Perhaps your family congratulated you when you separated; that’s not support, that’s cheerleading!

Or did your family and friends report to you what they never liked about your “husband”, job, house, etc.?  None of that helps; support after a loss is empathy and it heals the superficial pain and allows you to begin to do the deeper healing that’s required.

4. Have empathy by using needs-based words

It can be easy for many of us to show emapthy toward other people, but what about ourselves? 

Empathy If you’ve lost a job:

“Oh, Barbara, I am so sorry to hear that; I know you must feel shocked and you need to heal; what can I do to help?

Empathy if you’ve lost your relationship:

You must feel heartbroken that this happened because you loved him and wanted to spend your life with him; right?

You can learn to do this for yourself, and self-empathy is the most powerful gift to ourself as you can do it anywhere and at any time to self-generate inner peace, even at 4 a.m. when trauma often reappears.

RELATED: 4 Strategies To Build Resilience & Find Peace In Stressful Times



5. Schedule a time and place for your catharsis 

Select a time of day or evening when you are usually home and you can be alone. For me, the perfect time was 4:30 p.m. As one’s blood sugar often drops then, it is a convenient time to allow yourself to briefly descend into intense negative emotions.

I set aside 30 minutes to feel every feeling of fear, grief, and anger, however, I controlled the old habit of making up stories about my situation because those stories can become self-fulfilling prophecies.

I allowed the fear or grief to arise from an invisible place and like exposing certain bacteria to sunlight; the pain, the grief, and the fear dissipated more and more each day.

Sit in the same place.

Choose a space that is not your bedroom every day so that you entrain your brain in this habit and so that you avoid creating an association with extreme suffering in the room where you sleep.   

Create a visual or experiential memory.

Select one that triggers crying and instruct yourself that it is safe to cry and beneficial for you to cry.

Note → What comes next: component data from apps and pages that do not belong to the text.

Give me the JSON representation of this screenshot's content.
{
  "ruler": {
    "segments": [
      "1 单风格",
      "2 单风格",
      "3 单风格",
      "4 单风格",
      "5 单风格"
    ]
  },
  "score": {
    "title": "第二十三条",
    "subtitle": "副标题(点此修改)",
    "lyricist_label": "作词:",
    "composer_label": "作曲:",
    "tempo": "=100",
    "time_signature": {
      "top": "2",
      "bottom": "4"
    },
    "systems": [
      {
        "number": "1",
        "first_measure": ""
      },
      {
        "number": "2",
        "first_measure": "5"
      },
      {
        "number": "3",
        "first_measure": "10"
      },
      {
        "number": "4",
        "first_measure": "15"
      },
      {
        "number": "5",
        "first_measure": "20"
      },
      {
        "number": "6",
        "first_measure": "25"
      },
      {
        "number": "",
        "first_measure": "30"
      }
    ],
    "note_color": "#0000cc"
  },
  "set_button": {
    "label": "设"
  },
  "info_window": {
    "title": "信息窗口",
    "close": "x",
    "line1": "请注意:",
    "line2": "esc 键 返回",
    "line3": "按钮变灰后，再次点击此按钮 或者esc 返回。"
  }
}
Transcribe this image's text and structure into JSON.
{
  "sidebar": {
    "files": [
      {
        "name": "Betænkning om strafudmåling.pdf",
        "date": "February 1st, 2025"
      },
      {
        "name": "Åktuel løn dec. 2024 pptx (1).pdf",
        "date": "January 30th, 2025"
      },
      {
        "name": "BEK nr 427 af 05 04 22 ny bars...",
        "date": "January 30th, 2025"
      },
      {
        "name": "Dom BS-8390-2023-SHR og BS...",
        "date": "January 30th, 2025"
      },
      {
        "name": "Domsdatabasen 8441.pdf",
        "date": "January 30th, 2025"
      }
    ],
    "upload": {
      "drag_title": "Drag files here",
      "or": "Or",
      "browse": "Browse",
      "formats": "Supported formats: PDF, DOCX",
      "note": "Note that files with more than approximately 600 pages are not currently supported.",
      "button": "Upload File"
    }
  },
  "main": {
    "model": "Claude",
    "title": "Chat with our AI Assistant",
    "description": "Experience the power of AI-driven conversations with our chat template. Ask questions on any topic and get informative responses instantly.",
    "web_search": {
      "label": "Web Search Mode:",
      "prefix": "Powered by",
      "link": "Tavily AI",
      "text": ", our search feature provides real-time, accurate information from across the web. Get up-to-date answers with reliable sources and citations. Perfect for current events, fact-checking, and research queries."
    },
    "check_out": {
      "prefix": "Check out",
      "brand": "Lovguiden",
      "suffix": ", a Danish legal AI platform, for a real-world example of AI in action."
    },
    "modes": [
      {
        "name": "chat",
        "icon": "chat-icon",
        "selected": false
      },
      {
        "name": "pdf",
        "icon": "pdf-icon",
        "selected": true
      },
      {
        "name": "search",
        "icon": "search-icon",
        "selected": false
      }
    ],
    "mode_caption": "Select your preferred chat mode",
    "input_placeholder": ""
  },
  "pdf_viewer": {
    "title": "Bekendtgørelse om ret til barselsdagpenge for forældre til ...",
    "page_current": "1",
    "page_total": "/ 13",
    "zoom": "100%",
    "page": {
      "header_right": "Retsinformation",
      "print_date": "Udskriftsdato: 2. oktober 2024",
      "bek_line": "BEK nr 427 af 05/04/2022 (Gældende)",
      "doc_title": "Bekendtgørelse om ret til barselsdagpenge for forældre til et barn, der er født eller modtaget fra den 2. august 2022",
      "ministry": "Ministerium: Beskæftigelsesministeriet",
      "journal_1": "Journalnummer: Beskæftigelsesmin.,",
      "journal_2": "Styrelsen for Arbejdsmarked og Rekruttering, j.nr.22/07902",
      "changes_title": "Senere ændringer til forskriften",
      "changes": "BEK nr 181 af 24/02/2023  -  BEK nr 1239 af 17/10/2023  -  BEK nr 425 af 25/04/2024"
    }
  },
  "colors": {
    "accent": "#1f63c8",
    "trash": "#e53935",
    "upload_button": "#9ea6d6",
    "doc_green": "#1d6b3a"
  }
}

Remind yourself that you are doing this for only these 30 minutes every day.

Daily practice will be helpful to you and this is how to access and heal emotional pain.

RELATED: 7 Proven Physical And Mental Health Benefits Of Crying

Cry for only 30 minutes.

By doing so, you program your mind and body to return to life; you are activating the life force that wants you to thrive, and day by day, you are further along the road to recovery.

Be prepared to use other things to help heal any deep trauma.

I used herbal supplements and other products to support my physical healing and eliminate the PTSD symptoms and I encourage you to work with an expert or medical professional so that you heal your body, mind, and spirit!  

Catharsis is part of every child’s life and if this process seems too emotional to you; please consider the training you may have experienced in which experiencing feelings and expressing feelings may have been discouraged.

As adults, we can “re-parent” ourselves with all the tools that are available so that we create the most peaceful and powerful lives and relationships.

I have found catharsis to be exceptionally beneficial as part of the healing matrix for speedy and complete emotional healing after trauma. I hope this works for you, as well.

RELATED: The Secret Way I Found Happiness After Major Trauma (And You Can, Too)

Susan Allan is a certified mediator and coach and the founder of the Marraige Forum Inc and creator ofThe 6 Part Converstation©  and The 7 Stages of Marriage and Divorce training to help people understand their own needs and their partner's.